About Us

Ed and Darlene Lowe established the Edward Lowe Foundation in 1985 to “champion the entrepreneurial spirit” and leverage entrepreneurship as a strategy for economic growth and community development.

Today the foundation conducts research, recognition and educational programs, which are delivered through entrepreneur support organizations (ESOs).

The foundation has a secondary mission of land stewardship and is committed to preserving the natural resources and historically significant structures at Big Rock Valley, its 2,600-acre home in Southwest Michigan.

  • Property

    Nature provides an incredible backdrop for retreats where educational components are combined with reflective hikes and other activities. Our unique accommodations enhance this experience with guests staying in renovated farmhouses dating back to the 1800s, as well as five retired boxcars converted to comfortable sleeping units equipped with all of the modern conveniences of a hotel.

    Here you will learn about our land management philosophy, how we deal with overstocked wildlife and diversity of our species inventory.


  • People

    The Edward Lowe Foundation is an operating foundation, following a different model than practiced by the typical nonprofit foundation. Instead of providing grants, we provide services. Instead of providing money directly, we give our time and our expertise.

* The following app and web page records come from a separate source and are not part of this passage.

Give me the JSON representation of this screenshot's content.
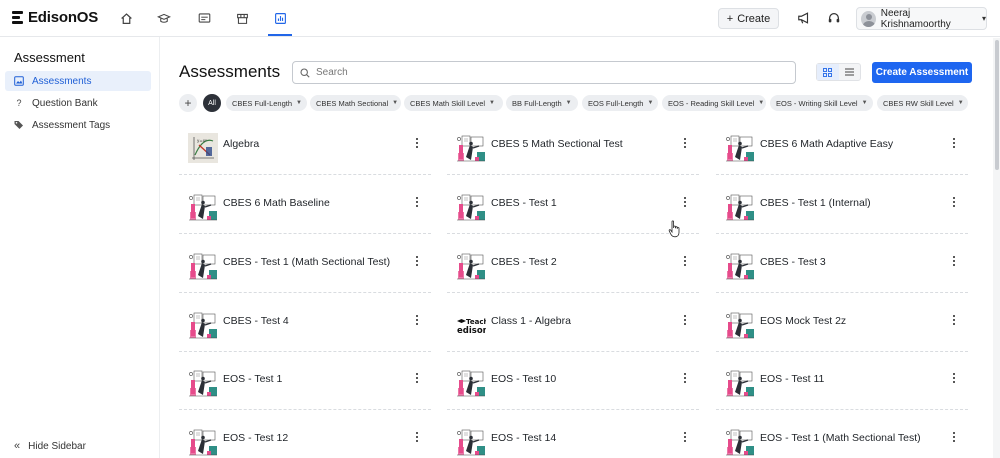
{
  "app": {
    "name": "EdisonOS"
  },
  "topbar": {
    "nav_icons": [
      "home-icon",
      "graduation-cap-icon",
      "id-card-icon",
      "store-icon",
      "chart-icon"
    ],
    "create_label": "Create",
    "user_name": "Neeraj Krishnamoorthy"
  },
  "sidebar": {
    "title": "Assessment",
    "items": [
      {
        "label": "Assessments",
        "icon": "image-icon",
        "active": true
      },
      {
        "label": "Question Bank",
        "icon": "question-icon",
        "active": false
      },
      {
        "label": "Assessment Tags",
        "icon": "tags-icon",
        "active": false
      }
    ],
    "hide_label": "Hide Sidebar"
  },
  "main": {
    "title": "Assessments",
    "search_placeholder": "Search",
    "create_button": "Create Assessment",
    "all_chip": "All",
    "filters": [
      "CBES Full-Length",
      "CBES Math Sectional",
      "CBES Math Skill Level",
      "BB Full-Length",
      "EOS Full-Length",
      "EOS - Reading Skill Level",
      "EOS - Writing Skill Level",
      "CBES RW Skill Level"
    ],
    "cards": [
      {
        "title": "Algebra",
        "thumb": "algebra"
      },
      {
        "title": "CBES 5 Math Sectional Test",
        "thumb": "illustration"
      },
      {
        "title": "CBES 6 Math Adaptive Easy",
        "thumb": "illustration"
      },
      {
        "title": "CBES 6 Math Baseline",
        "thumb": "illustration"
      },
      {
        "title": "CBES - Test 1",
        "thumb": "illustration"
      },
      {
        "title": "CBES - Test 1 (Internal)",
        "thumb": "illustration"
      },
      {
        "title": "CBES - Test 1 (Math Sectional Test)",
        "thumb": "illustration"
      },
      {
        "title": "CBES - Test 2",
        "thumb": "illustration"
      },
      {
        "title": "CBES - Test 3",
        "thumb": "illustration"
      },
      {
        "title": "CBES - Test 4",
        "thumb": "illustration"
      },
      {
        "title": "Class 1 - Algebra",
        "thumb": "teachedison"
      },
      {
        "title": "EOS Mock Test 2z",
        "thumb": "illustration"
      },
      {
        "title": "EOS - Test 1",
        "thumb": "illustration"
      },
      {
        "title": "EOS - Test 10",
        "thumb": "illustration"
      },
      {
        "title": "EOS - Test 11",
        "thumb": "illustration"
      },
      {
        "title": "EOS - Test 12",
        "thumb": "illustration"
      },
      {
        "title": "EOS - Test 14",
        "thumb": "illustration"
      },
      {
        "title": "EOS - Test 1 (Math Sectional Test)",
        "thumb": "illustration"
      }
    ],
    "thumb_logo_text": [
      "Teach",
      "edison"
    ]
  },
  "colors": {
    "accent": "#1e66f0",
    "active_bg": "#e9f0fb",
    "thumb_pink": "#e64b8b",
    "thumb_teal": "#2f8f86"
  }
}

    Through dynamic leadership, innovative technology, and conservation of the natural environment, an important component of the foundation’s mission is its people. Our board of trustees and management team, together with employees driven to make a difference, take the foundation to the next level by driving innovative thinking in both the entrepreneurial and environmental communities.


  • Vision

    The foundation actively embraces and encourages entrepreneurship as the source and strategy for economic growth, community development and economically independent individuals.


    To champion the entrepreneurial spirit by providing information, research and educational experiences that support entrepreneurship and the free enterprise system, consistent with the intent of our founders, Edward and Darlene Lowe.

    In 1985 Ed and Darlene created the Edward Lowe Foundation to “champion the entrepreneurial spirit” as a cornerstone of the free enterprise system. Today the foundation pursues two goals to fulfill its mission. The first is to help second-stage business owners take their companies to the next level through peer learning. The second is to encourage wider understanding of the vital role second-stage companies play in the U.S. economy.

  • Heritage

    Leveraging the Past

    Regardless of size or structure, an organization’s past plays a critical role in its future.

    “There’s great value in knowing where you came from,” says Dan Wyant, a trustee of the Edward Lowe Foundation in Cassopolis, Mich. “Understanding your organization’s history, traditions and values helps you build upon previous successes — and avoid repeating mistakes.”

    In addition, an appreciation of heritage can:

    • Ensure the founder’s intent is ever present.
    • Build pride with current employees.
    • Enhance recruiting efforts.
    • Refine your organization’s identity and strengthen branding efforts.
    • Enrich decision-making.

    The Edward Lowe Foundation’s heritage revolves around entrepreneurship and land stewardship. Ed Lowe, who forged a new industry with catbox filler products, believed that entrepreneurship was vital to a robust U.S. economy. He and his wife, Darlene, launched the Edward Lowe Foundation in 1985 to provide resources for entrepreneurs — and raise awareness of entrepreneurs’ contributions to society.

    “Ed also had a great love and respect for the land and developed a unique place that he wanted to share with others,” Wyant says, referring to Big Rock Valley, the foundation’s 2,600-acre property in Southwest Michigan. The foundation uses Big Rock Valley to host leader retreats and other entrepreneur programs. It also conducts land-management practices to promote biodiversity and makes the property available to researchers.

    The foundation preserves its heritage through a variety of tools and resources, including websites, multimedia productions, exhibits and publications — and, perhaps most important, its archival collection.

  • Annual Reports

"As a general rule, if a word cannot be understood, it will not be used. "
— Edward Lowe